**Work task:**
Copy out the entries exactly. Print them in full.

Records excerpted from a collection
============

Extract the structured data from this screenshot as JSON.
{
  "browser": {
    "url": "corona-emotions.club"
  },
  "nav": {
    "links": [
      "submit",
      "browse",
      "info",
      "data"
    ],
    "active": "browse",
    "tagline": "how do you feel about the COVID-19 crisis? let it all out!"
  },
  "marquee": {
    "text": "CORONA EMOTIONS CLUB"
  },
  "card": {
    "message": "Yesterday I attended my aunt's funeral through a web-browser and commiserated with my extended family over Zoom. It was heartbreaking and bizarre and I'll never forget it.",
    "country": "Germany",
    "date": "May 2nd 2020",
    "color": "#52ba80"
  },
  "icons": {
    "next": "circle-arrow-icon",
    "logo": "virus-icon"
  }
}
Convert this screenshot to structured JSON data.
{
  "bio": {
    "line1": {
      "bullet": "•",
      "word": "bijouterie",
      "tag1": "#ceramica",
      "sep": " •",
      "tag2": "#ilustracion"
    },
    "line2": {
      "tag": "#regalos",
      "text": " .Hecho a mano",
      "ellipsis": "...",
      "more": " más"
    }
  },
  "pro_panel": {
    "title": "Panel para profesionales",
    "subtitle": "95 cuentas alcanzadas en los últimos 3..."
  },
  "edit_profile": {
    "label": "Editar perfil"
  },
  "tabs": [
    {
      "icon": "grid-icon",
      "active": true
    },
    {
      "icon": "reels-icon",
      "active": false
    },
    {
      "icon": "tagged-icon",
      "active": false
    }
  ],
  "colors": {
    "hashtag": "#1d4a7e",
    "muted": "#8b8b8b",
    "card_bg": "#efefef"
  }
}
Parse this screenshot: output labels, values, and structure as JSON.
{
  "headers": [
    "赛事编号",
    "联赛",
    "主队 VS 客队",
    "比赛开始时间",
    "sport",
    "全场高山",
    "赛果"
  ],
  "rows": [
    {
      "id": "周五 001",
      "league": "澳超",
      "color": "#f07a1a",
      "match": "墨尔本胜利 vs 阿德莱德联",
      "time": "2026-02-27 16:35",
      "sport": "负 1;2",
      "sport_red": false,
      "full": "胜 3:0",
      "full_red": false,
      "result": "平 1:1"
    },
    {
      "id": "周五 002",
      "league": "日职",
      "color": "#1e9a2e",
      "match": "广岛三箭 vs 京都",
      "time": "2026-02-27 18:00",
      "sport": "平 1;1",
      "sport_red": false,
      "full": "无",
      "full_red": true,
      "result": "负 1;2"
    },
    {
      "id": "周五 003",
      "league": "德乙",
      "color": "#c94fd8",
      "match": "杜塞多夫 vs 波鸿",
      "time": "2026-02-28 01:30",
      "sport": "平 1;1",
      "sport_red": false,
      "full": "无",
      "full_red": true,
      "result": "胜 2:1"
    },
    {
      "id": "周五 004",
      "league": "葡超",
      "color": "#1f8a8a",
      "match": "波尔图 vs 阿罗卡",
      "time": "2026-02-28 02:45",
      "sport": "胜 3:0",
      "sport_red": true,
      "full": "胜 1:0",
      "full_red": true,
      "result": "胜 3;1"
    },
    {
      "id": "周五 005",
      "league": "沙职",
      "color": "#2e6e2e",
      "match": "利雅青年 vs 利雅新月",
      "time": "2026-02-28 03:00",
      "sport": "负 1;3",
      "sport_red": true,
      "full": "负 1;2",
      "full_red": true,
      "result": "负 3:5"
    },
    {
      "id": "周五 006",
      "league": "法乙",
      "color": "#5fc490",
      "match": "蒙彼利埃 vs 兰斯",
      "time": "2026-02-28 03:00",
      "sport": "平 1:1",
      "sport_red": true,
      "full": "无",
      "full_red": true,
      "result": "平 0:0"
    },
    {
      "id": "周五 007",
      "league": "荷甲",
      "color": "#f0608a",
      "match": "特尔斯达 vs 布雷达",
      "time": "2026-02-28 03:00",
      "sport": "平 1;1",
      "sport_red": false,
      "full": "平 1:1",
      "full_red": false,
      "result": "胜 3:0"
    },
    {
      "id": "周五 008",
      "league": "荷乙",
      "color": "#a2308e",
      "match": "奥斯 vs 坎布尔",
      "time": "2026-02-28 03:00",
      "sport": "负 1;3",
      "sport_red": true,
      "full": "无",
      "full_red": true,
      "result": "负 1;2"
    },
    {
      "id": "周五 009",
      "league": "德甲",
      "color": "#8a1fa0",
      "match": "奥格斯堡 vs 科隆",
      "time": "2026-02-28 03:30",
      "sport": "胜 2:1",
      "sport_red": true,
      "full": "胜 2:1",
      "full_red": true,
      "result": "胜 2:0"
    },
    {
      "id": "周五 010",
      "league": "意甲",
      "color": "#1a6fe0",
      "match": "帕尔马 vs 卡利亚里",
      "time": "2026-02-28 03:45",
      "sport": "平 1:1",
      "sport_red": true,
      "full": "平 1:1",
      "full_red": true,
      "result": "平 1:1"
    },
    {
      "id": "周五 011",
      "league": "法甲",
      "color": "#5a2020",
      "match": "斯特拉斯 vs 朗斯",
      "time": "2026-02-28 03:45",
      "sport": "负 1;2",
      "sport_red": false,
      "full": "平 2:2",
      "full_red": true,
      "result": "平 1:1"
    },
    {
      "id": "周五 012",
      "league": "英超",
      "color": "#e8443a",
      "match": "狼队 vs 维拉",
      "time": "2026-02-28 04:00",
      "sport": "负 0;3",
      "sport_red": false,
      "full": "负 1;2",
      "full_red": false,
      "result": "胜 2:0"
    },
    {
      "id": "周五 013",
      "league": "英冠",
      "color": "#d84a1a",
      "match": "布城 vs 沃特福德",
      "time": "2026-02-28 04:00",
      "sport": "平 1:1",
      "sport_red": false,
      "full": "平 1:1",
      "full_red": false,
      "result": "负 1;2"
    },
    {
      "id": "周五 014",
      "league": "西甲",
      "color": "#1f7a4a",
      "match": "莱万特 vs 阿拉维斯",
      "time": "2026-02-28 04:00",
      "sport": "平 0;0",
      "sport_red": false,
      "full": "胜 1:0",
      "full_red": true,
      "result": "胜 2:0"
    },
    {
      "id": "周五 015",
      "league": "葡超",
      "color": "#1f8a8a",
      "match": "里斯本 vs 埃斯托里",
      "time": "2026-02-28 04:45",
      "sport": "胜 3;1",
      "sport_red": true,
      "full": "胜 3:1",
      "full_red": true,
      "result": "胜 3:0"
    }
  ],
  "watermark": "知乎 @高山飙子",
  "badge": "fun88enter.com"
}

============

**Answer box:**
Extract the structured data from this screenshot as JSON.
{
  "browser": {
    "url": "corona-emotions.club"
  },
  "nav": {
    "links": [
      "submit",
      "browse",
      "info",
      "data"
    ],
    "active": "browse",
    "tagline": "how do you feel about the COVID-19 crisis? let it all out!"
  },
  "marquee": {
    "text": "CORONA EMOTIONS CLUB"
  },
  "card": {
    "message": "Yesterday I attended my aunt's funeral through a web-browser and commiserated with my extended family over Zoom. It was heartbreaking and bizarre and I'll never forget it.",
    "country": "Germany",
    "date": "May 2nd 2020",
    "color": "#52ba80"
  },
  "icons": {
    "next": "circle-arrow-icon",
    "logo": "virus-icon"
  }
}
Convert this screenshot to structured JSON data.
{
  "bio": {
    "line1": {
      "bullet": "•",
      "word": "bijouterie",
      "tag1": "#ceramica",
      "sep": " •",
      "tag2": "#ilustracion"
    },
    "line2": {
      "tag": "#regalos",
      "text": " .Hecho a mano",
      "ellipsis": "...",
      "more": " más"
    }
  },
  "pro_panel": {
    "title": "Panel para profesionales",
    "subtitle": "95 cuentas alcanzadas en los últimos 3..."
  },
  "edit_profile": {
    "label": "Editar perfil"
  },
  "tabs": [
    {
      "icon": "grid-icon",
      "active": true
    },
    {
      "icon": "reels-icon",
      "active": false
    },
    {
      "icon": "tagged-icon",
      "active": false
    }
  ],
  "colors": {
    "hashtag": "#1d4a7e",
    "muted": "#8b8b8b",
    "card_bg": "#efefef"
  }
}
Parse this screenshot: output labels, values, and structure as JSON.
{
  "headers": [
    "赛事编号",
    "联赛",
    "主队 VS 客队",
    "比赛开始时间",
    "sport",
    "全场高山",
    "赛果"
  ],
  "rows": [
    {
      "id": "周五 001",
      "league": "澳超",
      "color": "#f07a1a",
      "match": "墨尔本胜利 vs 阿德莱德联",
      "time": "2026-02-27 16:35",
      "sport": "负 1;2",
      "sport_red": false,
      "full": "胜 3:0",
      "full_red": false,
      "result": "平 1:1"
    },
    {
      "id": "周五 002",
      "league": "日职",
      "color": "#1e9a2e",
      "match": "广岛三箭 vs 京都",
      "time": "2026-02-27 18:00",
      "sport": "平 1;1",
      "sport_red": false,
      "full": "无",
      "full_red": true,
      "result": "负 1;2"
    },
    {
      "id": "周五 003",
      "league": "德乙",
      "color": "#c94fd8",
      "match": "杜塞多夫 vs 波鸿",
      "time": "2026-02-28 01:30",
      "sport": "平 1;1",
      "sport_red": false,
      "full": "无",
      "full_red": true,
      "result": "胜 2:1"
    },
    {
      "id": "周五 004",
      "league": "葡超",
      "color": "#1f8a8a",
      "match": "波尔图 vs 阿罗卡",
      "time": "2026-02-28 02:45",
      "sport": "胜 3:0",
      "sport_red": true,
      "full": "胜 1:0",
      "full_red": true,
      "result": "胜 3;1"
    },
    {
      "id": "周五 005",
      "league": "沙职",
      "color": "#2e6e2e",
      "match": "利雅青年 vs 利雅新月",
      "time": "2026-02-28 03:00",
      "sport": "负 1;3",
      "sport_red": true,
      "full": "负 1;2",
      "full_red": true,
      "result": "负 3:5"
    },
    {
      "id": "周五 006",
      "league": "法乙",
      "color": "#5fc490",
      "match": "蒙彼利埃 vs 兰斯",
      "time": "2026-02-28 03:00",
      "sport": "平 1:1",
      "sport_red": true,
      "full": "无",
      "full_red": true,
      "result": "平 0:0"
    },
    {
      "id": "周五 007",
      "league": "荷甲",
      "color": "#f0608a",
      "match": "特尔斯达 vs 布雷达",
      "time": "2026-02-28 03:00",
      "sport": "平 1;1",
      "sport_red": false,
      "full": "平 1:1",
      "full_red": false,
      "result": "胜 3:0"
    },
    {
      "id": "周五 008",
      "league": "荷乙",
      "color": "#a2308e",
      "match": "奥斯 vs 坎布尔",
      "time": "2026-02-28 03:00",
      "sport": "负 1;3",
      "sport_red": true,
      "full": "无",
      "full_red": true,
      "result": "负 1;2"
    },
    {
      "id": "周五 009",
      "league": "德甲",
      "color": "#8a1fa0",
      "match": "奥格斯堡 vs 科隆",
      "time": "2026-02-28 03:30",
      "sport": "胜 2:1",
      "sport_red": true,
      "full": "胜 2:1",
      "full_red": true,
      "result": "胜 2:0"
    },
    {
      "id": "周五 010",
      "league": "意甲",
      "color": "#1a6fe0",
      "match": "帕尔马 vs 卡利亚里",
      "time": "2026-02-28 03:45",
      "sport": "平 1:1",
      "sport_red": true,
      "full": "平 1:1",
      "full_red": true,
      "result": "平 1:1"
    },
    {
      "id": "周五 011",
      "league": "法甲",
      "color": "#5a2020",
      "match": "斯特拉斯 vs 朗斯",
      "time": "2026-02-28 03:45",
      "sport": "负 1;2",
      "sport_red": false,
      "full": "平 2:2",
      "full_red": true,
      "result": "平 1:1"
    },
    {
      "id": "周五 012",
      "league": "英超",
      "color": "#e8443a",
      "match": "狼队 vs 维拉",
      "time": "2026-02-28 04:00",
      "sport": "负 0;3",
      "sport_red": false,
      "full": "负 1;2",
      "full_red": false,
      "result": "胜 2:0"
    },
    {
      "id": "周五 013",
      "league": "英冠",
      "color": "#d84a1a",
      "match": "布城 vs 沃特福德",
      "time": "2026-02-28 04:00",
      "sport": "平 1:1",
      "sport_red": false,
      "full": "平 1:1",
      "full_red": false,
      "result": "负 1;2"
    },
    {
      "id": "周五 014",
      "league": "西甲",
      "color": "#1f7a4a",
      "match": "莱万特 vs 阿拉维斯",
      "time": "2026-02-28 04:00",
      "sport": "平 0;0",
      "sport_red": false,
      "full": "胜 1:0",
      "full_red": true,
      "result": "胜 2:0"
    },
    {
      "id": "周五 015",
      "league": "葡超",
      "color": "#1f8a8a",
      "match": "里斯本 vs 埃斯托里",
      "time": "2026-02-28 04:45",
      "sport": "胜 3;1",
      "sport_red": true,
      "full": "胜 3:1",
      "full_red": true,
      "result": "胜 3:0"
    }
  ],
  "watermark": "知乎 @高山飙子",
  "badge": "fun88enter.com"
}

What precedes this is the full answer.